What you should do. In the data below, give the number of lines that contain the word "icon". Nothing else is needed.

Excerpts from an interface dataset.
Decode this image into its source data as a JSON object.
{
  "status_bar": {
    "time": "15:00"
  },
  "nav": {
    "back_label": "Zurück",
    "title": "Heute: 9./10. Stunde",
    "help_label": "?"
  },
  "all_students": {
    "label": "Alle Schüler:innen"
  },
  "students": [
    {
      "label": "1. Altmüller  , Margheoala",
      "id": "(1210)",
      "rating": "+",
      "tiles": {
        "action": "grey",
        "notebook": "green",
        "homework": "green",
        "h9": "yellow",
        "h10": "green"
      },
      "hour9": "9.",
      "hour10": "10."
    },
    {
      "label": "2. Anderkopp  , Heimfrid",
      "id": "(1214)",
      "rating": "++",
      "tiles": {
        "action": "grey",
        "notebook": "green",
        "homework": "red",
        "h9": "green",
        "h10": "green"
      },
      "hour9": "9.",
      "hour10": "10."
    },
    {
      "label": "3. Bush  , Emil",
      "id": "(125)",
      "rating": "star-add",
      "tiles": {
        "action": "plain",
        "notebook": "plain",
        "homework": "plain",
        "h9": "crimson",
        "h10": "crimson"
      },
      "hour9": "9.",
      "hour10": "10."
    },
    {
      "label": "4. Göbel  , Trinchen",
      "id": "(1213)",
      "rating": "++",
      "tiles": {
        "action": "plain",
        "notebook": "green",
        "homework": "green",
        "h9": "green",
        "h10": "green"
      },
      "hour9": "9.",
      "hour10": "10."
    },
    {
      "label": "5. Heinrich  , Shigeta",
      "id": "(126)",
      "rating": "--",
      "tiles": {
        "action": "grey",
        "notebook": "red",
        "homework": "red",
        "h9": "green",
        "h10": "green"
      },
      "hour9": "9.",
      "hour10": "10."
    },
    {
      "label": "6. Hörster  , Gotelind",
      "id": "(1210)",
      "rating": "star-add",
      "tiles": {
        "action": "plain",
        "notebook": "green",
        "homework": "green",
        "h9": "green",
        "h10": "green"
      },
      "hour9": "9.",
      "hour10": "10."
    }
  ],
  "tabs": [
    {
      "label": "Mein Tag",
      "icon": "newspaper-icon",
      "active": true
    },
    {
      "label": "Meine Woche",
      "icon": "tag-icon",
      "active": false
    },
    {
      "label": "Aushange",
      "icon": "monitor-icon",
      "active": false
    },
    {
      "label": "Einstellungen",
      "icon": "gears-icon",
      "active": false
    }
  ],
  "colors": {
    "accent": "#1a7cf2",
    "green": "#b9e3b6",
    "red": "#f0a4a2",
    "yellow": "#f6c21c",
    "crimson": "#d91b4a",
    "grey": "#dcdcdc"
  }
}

Response box. 4